### PROBLEM TO SOLVE
Copy all of the records below verbatim.

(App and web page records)
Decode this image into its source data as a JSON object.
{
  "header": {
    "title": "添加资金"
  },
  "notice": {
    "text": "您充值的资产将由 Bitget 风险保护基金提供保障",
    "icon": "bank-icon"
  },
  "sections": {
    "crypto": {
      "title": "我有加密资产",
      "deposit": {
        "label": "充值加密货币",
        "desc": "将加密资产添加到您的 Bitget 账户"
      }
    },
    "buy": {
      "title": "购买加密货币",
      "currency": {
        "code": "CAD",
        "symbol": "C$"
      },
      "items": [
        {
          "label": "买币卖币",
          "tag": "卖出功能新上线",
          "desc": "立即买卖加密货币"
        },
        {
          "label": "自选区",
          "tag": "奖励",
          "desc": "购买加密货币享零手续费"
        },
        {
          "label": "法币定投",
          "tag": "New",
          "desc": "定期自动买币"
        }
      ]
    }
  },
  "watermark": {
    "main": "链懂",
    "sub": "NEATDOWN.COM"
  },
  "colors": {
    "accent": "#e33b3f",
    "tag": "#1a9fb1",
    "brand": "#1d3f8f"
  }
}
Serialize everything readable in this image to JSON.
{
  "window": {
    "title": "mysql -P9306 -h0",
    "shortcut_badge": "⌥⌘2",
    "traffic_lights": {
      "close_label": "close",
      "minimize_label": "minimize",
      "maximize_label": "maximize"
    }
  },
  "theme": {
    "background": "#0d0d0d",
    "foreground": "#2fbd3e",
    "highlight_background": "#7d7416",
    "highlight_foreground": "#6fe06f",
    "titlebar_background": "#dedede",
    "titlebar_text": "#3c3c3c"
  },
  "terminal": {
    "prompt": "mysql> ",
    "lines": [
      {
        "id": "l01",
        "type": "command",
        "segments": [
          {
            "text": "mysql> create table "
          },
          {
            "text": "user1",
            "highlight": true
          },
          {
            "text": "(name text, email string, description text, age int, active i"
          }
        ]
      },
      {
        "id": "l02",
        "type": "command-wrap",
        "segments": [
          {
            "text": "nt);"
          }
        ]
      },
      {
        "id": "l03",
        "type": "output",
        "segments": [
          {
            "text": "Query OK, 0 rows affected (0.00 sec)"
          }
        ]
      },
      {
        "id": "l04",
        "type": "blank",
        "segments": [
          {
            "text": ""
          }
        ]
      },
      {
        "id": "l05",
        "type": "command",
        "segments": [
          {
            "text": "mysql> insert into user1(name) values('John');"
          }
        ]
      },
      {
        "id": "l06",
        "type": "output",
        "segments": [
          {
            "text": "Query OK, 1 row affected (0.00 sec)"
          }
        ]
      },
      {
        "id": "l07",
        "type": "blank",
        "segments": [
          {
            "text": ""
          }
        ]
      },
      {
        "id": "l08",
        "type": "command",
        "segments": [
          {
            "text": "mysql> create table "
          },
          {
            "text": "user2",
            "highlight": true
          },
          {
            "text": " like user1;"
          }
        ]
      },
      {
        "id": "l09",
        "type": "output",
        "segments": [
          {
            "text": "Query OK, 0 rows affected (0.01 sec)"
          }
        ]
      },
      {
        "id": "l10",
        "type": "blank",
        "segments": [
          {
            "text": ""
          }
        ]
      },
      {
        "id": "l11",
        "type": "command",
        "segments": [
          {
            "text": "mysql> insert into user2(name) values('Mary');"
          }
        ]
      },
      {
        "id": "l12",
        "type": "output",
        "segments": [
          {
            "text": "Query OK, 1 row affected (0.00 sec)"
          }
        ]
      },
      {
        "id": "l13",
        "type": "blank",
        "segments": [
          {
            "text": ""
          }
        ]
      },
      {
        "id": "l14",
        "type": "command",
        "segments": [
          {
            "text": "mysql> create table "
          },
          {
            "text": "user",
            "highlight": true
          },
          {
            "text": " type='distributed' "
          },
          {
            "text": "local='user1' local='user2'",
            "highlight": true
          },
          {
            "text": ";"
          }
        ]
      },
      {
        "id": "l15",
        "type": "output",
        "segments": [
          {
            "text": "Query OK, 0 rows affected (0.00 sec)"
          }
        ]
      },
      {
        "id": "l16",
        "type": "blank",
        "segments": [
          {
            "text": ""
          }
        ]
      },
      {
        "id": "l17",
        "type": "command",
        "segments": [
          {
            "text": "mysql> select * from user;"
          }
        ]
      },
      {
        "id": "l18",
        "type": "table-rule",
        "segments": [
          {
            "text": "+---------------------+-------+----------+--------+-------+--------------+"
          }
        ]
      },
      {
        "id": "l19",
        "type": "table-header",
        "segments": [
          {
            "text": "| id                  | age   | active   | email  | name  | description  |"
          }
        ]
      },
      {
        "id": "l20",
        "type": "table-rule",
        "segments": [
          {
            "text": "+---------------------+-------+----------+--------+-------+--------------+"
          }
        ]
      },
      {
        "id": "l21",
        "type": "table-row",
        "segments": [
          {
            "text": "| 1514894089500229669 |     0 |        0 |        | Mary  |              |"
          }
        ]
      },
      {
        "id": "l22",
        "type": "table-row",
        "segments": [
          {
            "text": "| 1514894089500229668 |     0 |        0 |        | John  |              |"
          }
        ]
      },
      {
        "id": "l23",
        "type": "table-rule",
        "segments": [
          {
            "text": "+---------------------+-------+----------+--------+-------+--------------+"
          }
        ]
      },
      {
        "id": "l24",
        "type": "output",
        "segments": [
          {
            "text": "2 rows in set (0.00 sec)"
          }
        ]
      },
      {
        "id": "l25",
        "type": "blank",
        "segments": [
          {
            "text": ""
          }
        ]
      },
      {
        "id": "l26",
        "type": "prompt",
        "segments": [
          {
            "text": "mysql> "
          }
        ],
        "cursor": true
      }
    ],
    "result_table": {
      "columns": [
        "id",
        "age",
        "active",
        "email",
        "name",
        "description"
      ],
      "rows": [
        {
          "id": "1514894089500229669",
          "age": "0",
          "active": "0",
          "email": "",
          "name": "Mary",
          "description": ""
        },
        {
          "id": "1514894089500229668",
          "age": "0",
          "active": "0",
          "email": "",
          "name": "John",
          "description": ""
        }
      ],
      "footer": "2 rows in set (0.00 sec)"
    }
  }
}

### RESULT OF THE EXERCISE
Decode this image into its source data as a JSON object.
{
  "header": {
    "title": "添加资金"
  },
  "notice": {
    "text": "您充值的资产将由 Bitget 风险保护基金提供保障",
    "icon": "bank-icon"
  },
  "sections": {
    "crypto": {
      "title": "我有加密资产",
      "deposit": {
        "label": "充值加密货币",
        "desc": "将加密资产添加到您的 Bitget 账户"
      }
    },
    "buy": {
      "title": "购买加密货币",
      "currency": {
        "code": "CAD",
        "symbol": "C$"
      },
      "items": [
        {
          "label": "买币卖币",
          "tag": "卖出功能新上线",
          "desc": "立即买卖加密货币"
        },
        {
          "label": "自选区",
          "tag": "奖励",
          "desc": "购买加密货币享零手续费"
        },
        {
          "label": "法币定投",
          "tag": "New",
          "desc": "定期自动买币"
        }
      ]
    }
  },
  "watermark": {
    "main": "链懂",
    "sub": "NEATDOWN.COM"
  },
  "colors": {
    "accent": "#e33b3f",
    "tag": "#1a9fb1",
    "brand": "#1d3f8f"
  }
}
Serialize everything readable in this image to JSON.
{
  "window": {
    "title": "mysql -P9306 -h0",
    "shortcut_badge": "⌥⌘2",
    "traffic_lights": {
      "close_label": "close",
      "minimize_label": "minimize",
      "maximize_label": "maximize"
    }
  },
  "theme": {
    "background": "#0d0d0d",
    "foreground": "#2fbd3e",
    "highlight_background": "#7d7416",
    "highlight_foreground": "#6fe06f",
    "titlebar_background": "#dedede",
    "titlebar_text": "#3c3c3c"
  },
  "terminal": {
    "prompt": "mysql> ",
    "lines": [
      {
        "id": "l01",
        "type": "command",
        "segments": [
          {
            "text": "mysql> create table "
          },
          {
            "text": "user1",
            "highlight": true
          },
          {
            "text": "(name text, email string, description text, age int, active i"
          }
        ]
      },
      {
        "id": "l02",
        "type": "command-wrap",
        "segments": [
          {
            "text": "nt);"
          }
        ]
      },
      {
        "id": "l03",
        "type": "output",
        "segments": [
          {
            "text": "Query OK, 0 rows affected (0.00 sec)"
          }
        ]
      },
      {
        "id": "l04",
        "type": "blank",
        "segments": [
          {
            "text": ""
          }
        ]
      },
      {
        "id": "l05",
        "type": "command",
        "segments": [
          {
            "text": "mysql> insert into user1(name) values('John');"
          }
        ]
      },
      {
        "id": "l06",
        "type": "output",
        "segments": [
          {
            "text": "Query OK, 1 row affected (0.00 sec)"
          }
        ]
      },
      {
        "id": "l07",
        "type": "blank",
        "segments": [
          {
            "text": ""
          }
        ]
      },
      {
        "id": "l08",
        "type": "command",
        "segments": [
          {
            "text": "mysql> create table "
          },
          {
            "text": "user2",
            "highlight": true
          },
          {
            "text": " like user1;"
          }
        ]
      },
      {
        "id": "l09",
        "type": "output",
        "segments": [
          {
            "text": "Query OK, 0 rows affected (0.01 sec)"
          }
        ]
      },
      {
        "id": "l10",
        "type": "blank",
        "segments": [
          {
            "text": ""
          }
        ]
      },
      {
        "id": "l11",
        "type": "command",
        "segments": [
          {
            "text": "mysql> insert into user2(name) values('Mary');"
          }
        ]
      },
      {
        "id": "l12",
        "type": "output",
        "segments": [
          {
            "text": "Query OK, 1 row affected (0.00 sec)"
          }
        ]
      },
      {
        "id": "l13",
        "type": "blank",
        "segments": [
          {
            "text": ""
          }
        ]
      },
      {
        "id": "l14",
        "type": "command",
        "segments": [
          {
            "text": "mysql> create table "
          },
          {
            "text": "user",
            "highlight": true
          },
          {
            "text": " type='distributed' "
          },
          {
            "text": "local='user1' local='user2'",
            "highlight": true
          },
          {
            "text": ";"
          }
        ]
      },
      {
        "id": "l15",
        "type": "output",
        "segments": [
          {
            "text": "Query OK, 0 rows affected (0.00 sec)"
          }
        ]
      },
      {
        "id": "l16",
        "type": "blank",
        "segments": [
          {
            "text": ""
          }
        ]
      },
      {
        "id": "l17",
        "type": "command",
        "segments": [
          {
            "text": "mysql> select * from user;"
          }
        ]
      },
      {
        "id": "l18",
        "type": "table-rule",
        "segments": [
          {
            "text": "+---------------------+-------+----------+--------+-------+--------------+"
          }
        ]
      },
      {
        "id": "l19",
        "type": "table-header",
        "segments": [
          {
            "text": "| id                  | age   | active   | email  | name  | description  |"
          }
        ]
      },
      {
        "id": "l20",
        "type": "table-rule",
        "segments": [
          {
            "text": "+---------------------+-------+----------+--------+-------+--------------+"
          }
        ]
      },
      {
        "id": "l21",
        "type": "table-row",
        "segments": [
          {
            "text": "| 1514894089500229669 |     0 |        0 |        | Mary  |              |"
          }
        ]
      },
      {
        "id": "l22",
        "type": "table-row",
        "segments": [
          {
            "text": "| 1514894089500229668 |     0 |        0 |        | John  |              |"
          }
        ]
      },
      {
        "id": "l23",
        "type": "table-rule",
        "segments": [
          {
            "text": "+---------------------+-------+----------+--------+-------+--------------+"
          }
        ]
      },
      {
        "id": "l24",
        "type": "output",
        "segments": [
          {
            "text": "2 rows in set (0.00 sec)"
          }
        ]
      },
      {
        "id": "l25",
        "type": "blank",
        "segments": [
          {
            "text": ""
          }
        ]
      },
      {
        "id": "l26",
        "type": "prompt",
        "segments": [
          {
            "text": "mysql> "
          }
        ],
        "cursor": true
      }
    ],
    "result_table": {
      "columns": [
        "id",
        "age",
        "active",
        "email",
        "name",
        "description"
      ],
      "rows": [
        {
          "id": "1514894089500229669",
          "age": "0",
          "active": "0",
          "email": "",
          "name": "Mary",
          "description": ""
        },
        {
          "id": "1514894089500229668",
          "age": "0",
          "active": "0",
          "email": "",
          "name": "John",
          "description": ""
        }
      ],
      "footer": "2 rows in set (0.00 sec)"
    }
  }
}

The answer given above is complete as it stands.